Reproduce the entire listing exactly. Leave the pictures out.

[Data records]
^^^^^^^^^^^^^^^^

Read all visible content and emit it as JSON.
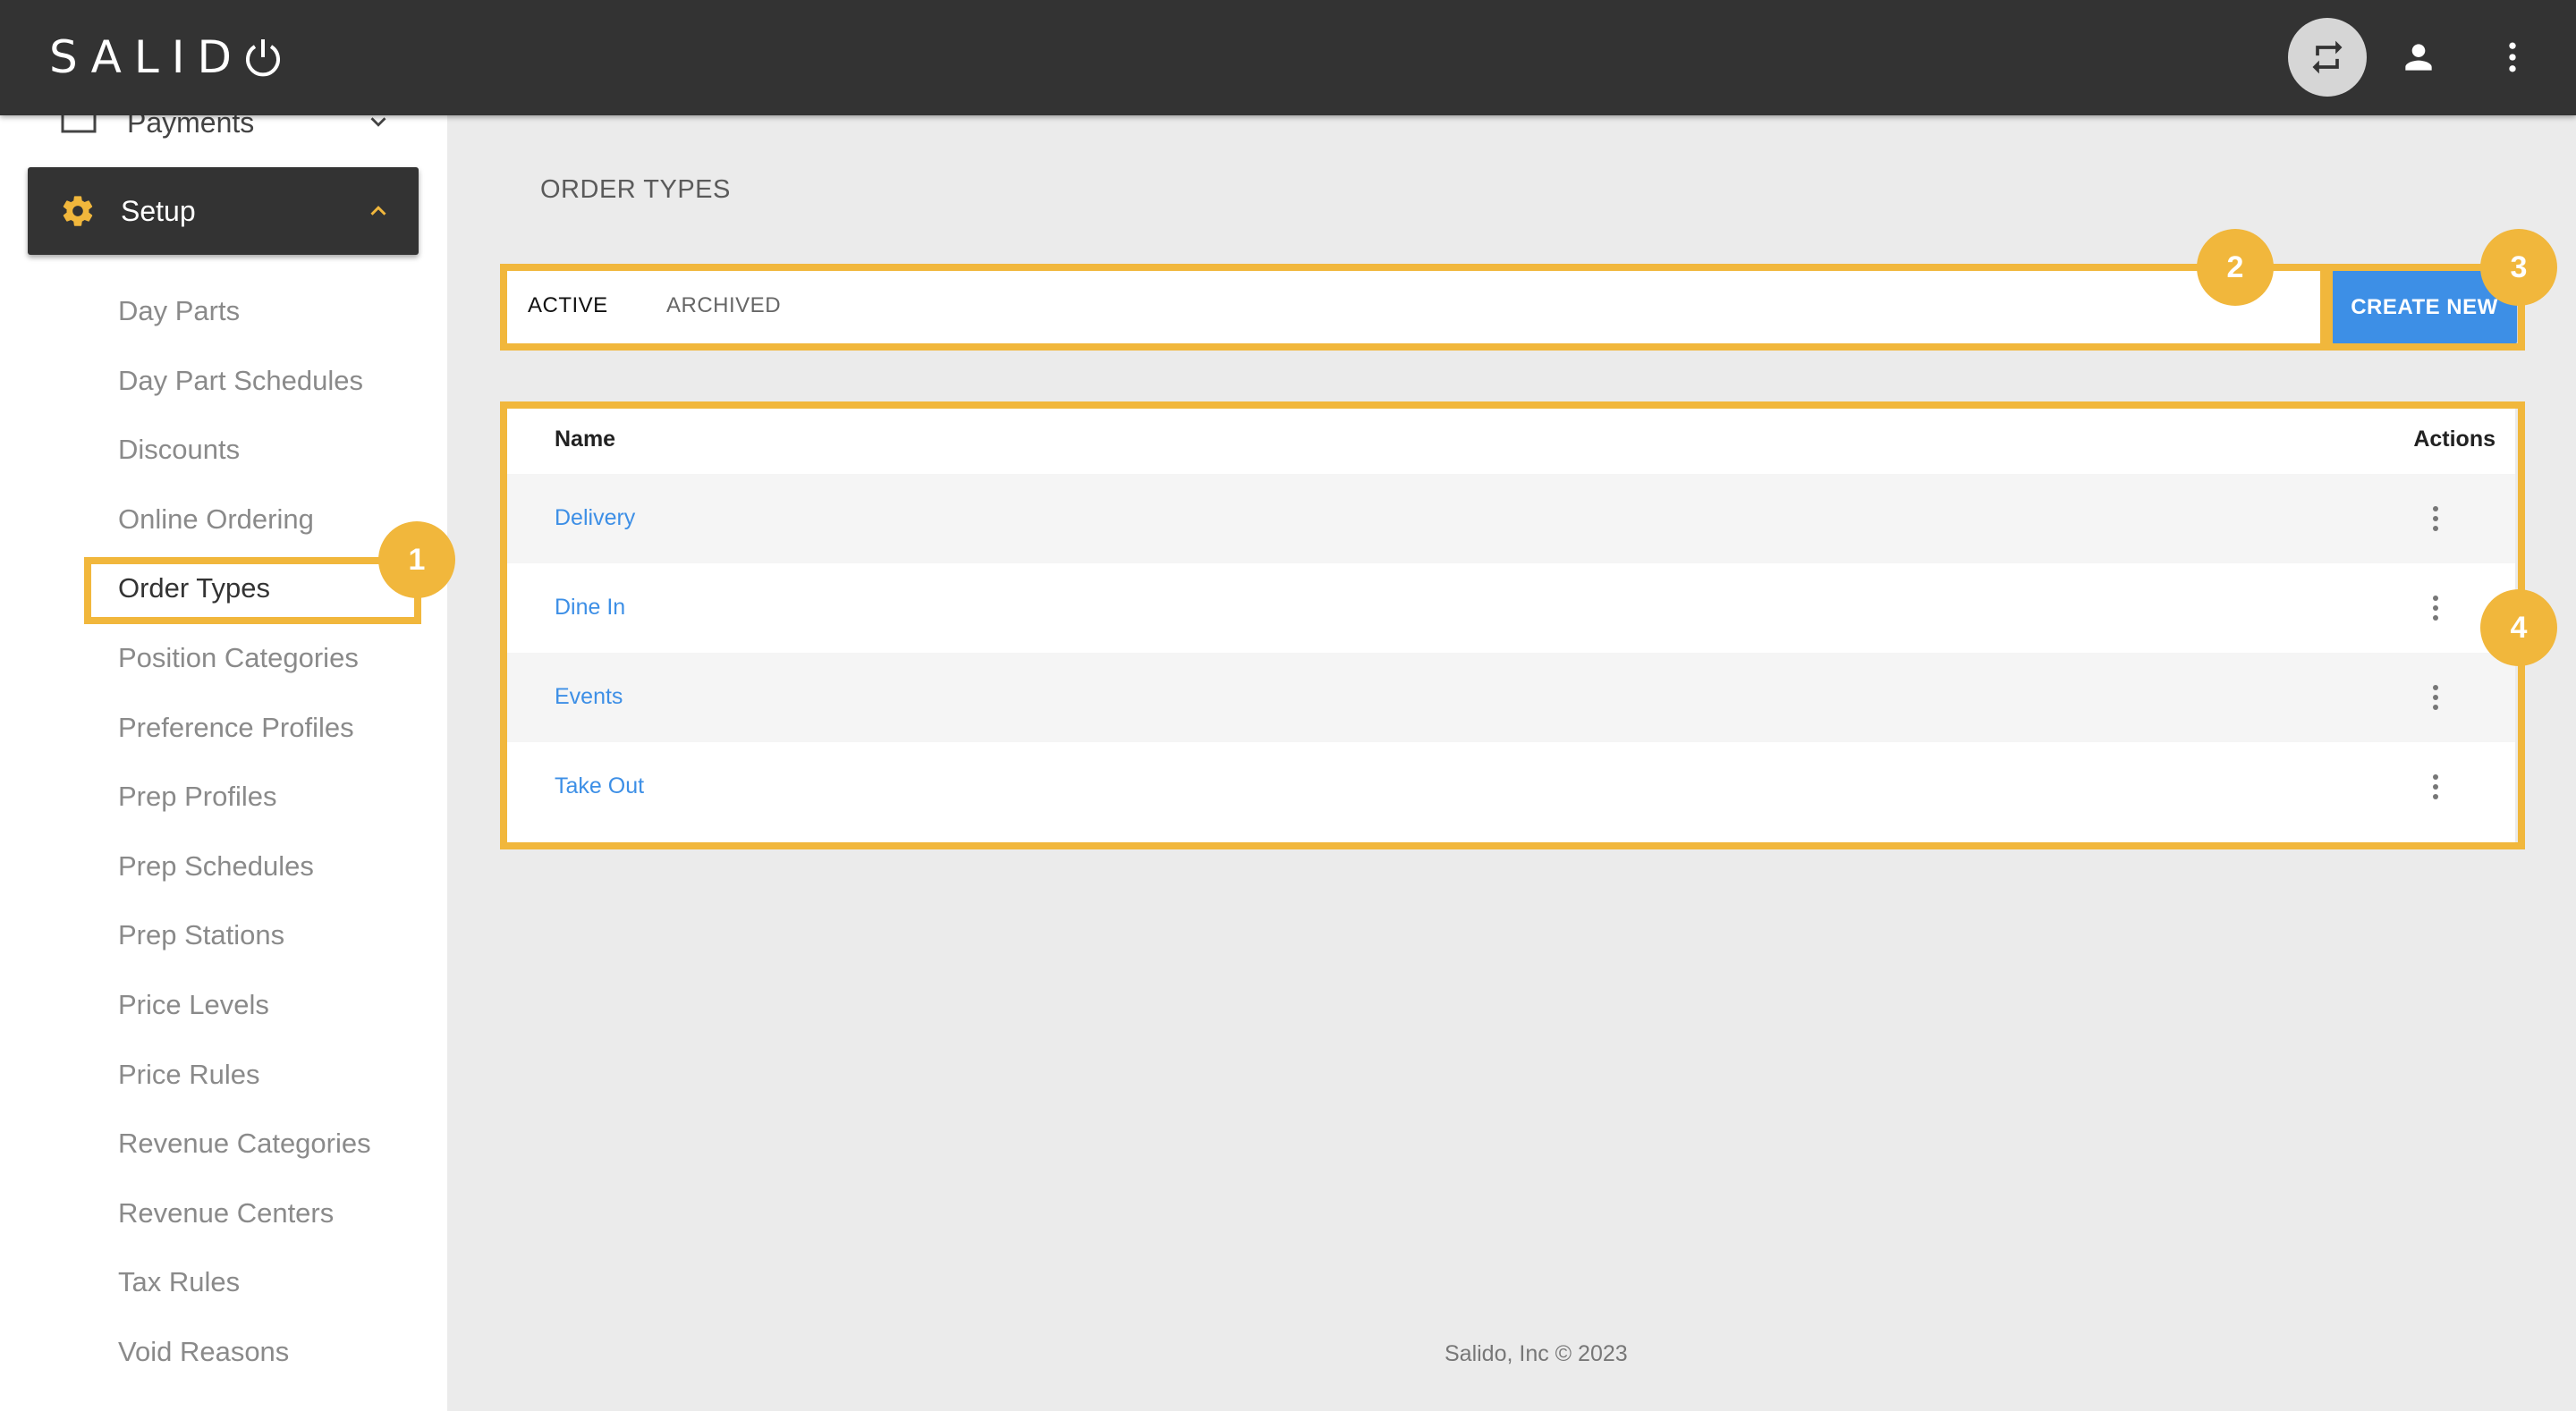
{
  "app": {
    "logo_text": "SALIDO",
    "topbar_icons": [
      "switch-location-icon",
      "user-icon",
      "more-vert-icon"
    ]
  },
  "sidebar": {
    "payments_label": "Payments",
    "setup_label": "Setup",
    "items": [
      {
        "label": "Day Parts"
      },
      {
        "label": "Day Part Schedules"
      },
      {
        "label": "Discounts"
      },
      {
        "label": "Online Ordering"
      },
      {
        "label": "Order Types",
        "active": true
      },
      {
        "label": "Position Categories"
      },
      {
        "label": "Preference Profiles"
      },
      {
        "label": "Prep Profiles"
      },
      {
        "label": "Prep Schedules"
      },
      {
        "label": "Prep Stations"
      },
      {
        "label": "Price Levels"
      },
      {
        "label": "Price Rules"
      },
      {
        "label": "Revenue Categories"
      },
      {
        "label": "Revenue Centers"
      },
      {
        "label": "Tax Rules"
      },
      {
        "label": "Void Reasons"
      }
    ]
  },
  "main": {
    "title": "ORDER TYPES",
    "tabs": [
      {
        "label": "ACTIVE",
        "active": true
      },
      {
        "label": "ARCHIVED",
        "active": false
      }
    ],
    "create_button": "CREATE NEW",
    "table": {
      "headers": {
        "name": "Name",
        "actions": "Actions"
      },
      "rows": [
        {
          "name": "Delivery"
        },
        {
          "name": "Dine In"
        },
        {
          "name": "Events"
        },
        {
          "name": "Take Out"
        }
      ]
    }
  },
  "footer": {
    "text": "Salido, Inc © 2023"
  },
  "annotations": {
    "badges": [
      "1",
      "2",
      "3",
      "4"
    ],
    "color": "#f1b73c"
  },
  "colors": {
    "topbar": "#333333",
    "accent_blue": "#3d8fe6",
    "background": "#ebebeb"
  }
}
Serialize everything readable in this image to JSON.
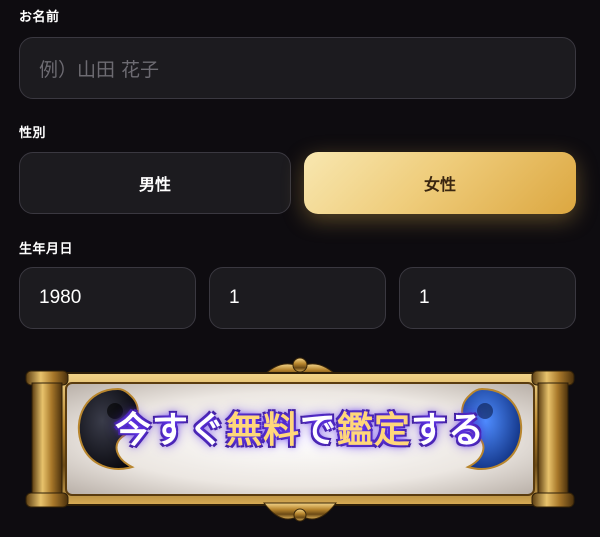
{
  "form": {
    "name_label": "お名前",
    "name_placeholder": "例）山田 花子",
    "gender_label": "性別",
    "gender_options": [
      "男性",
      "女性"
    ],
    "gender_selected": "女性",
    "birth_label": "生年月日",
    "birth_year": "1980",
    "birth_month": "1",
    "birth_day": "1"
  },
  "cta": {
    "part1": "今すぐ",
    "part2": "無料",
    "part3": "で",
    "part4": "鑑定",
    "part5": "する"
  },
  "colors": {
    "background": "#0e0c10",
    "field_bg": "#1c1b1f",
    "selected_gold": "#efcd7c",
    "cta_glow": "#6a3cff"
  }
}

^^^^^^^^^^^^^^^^

[Exercise answer]
Read all visible content and emit it as JSON.
{
  "app": {
    "logo_text": "SALIDO",
    "topbar_icons": [
      "switch-location-icon",
      "user-icon",
      "more-vert-icon"
    ]
  },
  "sidebar": {
    "payments_label": "Payments",
    "setup_label": "Setup",
    "items": [
      {
        "label": "Day Parts"
      },
      {
        "label": "Day Part Schedules"
      },
      {
        "label": "Discounts"
      },
      {
        "label": "Online Ordering"
      },
      {
        "label": "Order Types",
        "active": true
      },
      {
        "label": "Position Categories"
      },
      {
        "label": "Preference Profiles"
      },
      {
        "label": "Prep Profiles"
      },
      {
        "label": "Prep Schedules"
      },
      {
        "label": "Prep Stations"
      },
      {
        "label": "Price Levels"
      },
      {
        "label": "Price Rules"
      },
      {
        "label": "Revenue Categories"
      },
      {
        "label": "Revenue Centers"
      },
      {
        "label": "Tax Rules"
      },
      {
        "label": "Void Reasons"
      }
    ]
  },
  "main": {
    "title": "ORDER TYPES",
    "tabs": [
      {
        "label": "ACTIVE",
        "active": true
      },
      {
        "label": "ARCHIVED",
        "active": false
      }
    ],
    "create_button": "CREATE NEW",
    "table": {
      "headers": {
        "name": "Name",
        "actions": "Actions"
      },
      "rows": [
        {
          "name": "Delivery"
        },
        {
          "name": "Dine In"
        },
        {
          "name": "Events"
        },
        {
          "name": "Take Out"
        }
      ]
    }
  },
  "footer": {
    "text": "Salido, Inc © 2023"
  },
  "annotations": {
    "badges": [
      "1",
      "2",
      "3",
      "4"
    ],
    "color": "#f1b73c"
  },
  "colors": {
    "topbar": "#333333",
    "accent_blue": "#3d8fe6",
    "background": "#ebebeb"
  }
}
Serialize everything readable in this image to JSON.
{
  "form": {
    "name_label": "お名前",
    "name_placeholder": "例）山田 花子",
    "gender_label": "性別",
    "gender_options": [
      "男性",
      "女性"
    ],
    "gender_selected": "女性",
    "birth_label": "生年月日",
    "birth_year": "1980",
    "birth_month": "1",
    "birth_day": "1"
  },
  "cta": {
    "part1": "今すぐ",
    "part2": "無料",
    "part3": "で",
    "part4": "鑑定",
    "part5": "する"
  },
  "colors": {
    "background": "#0e0c10",
    "field_bg": "#1c1b1f",
    "selected_gold": "#efcd7c",
    "cta_glow": "#6a3cff"
  }
}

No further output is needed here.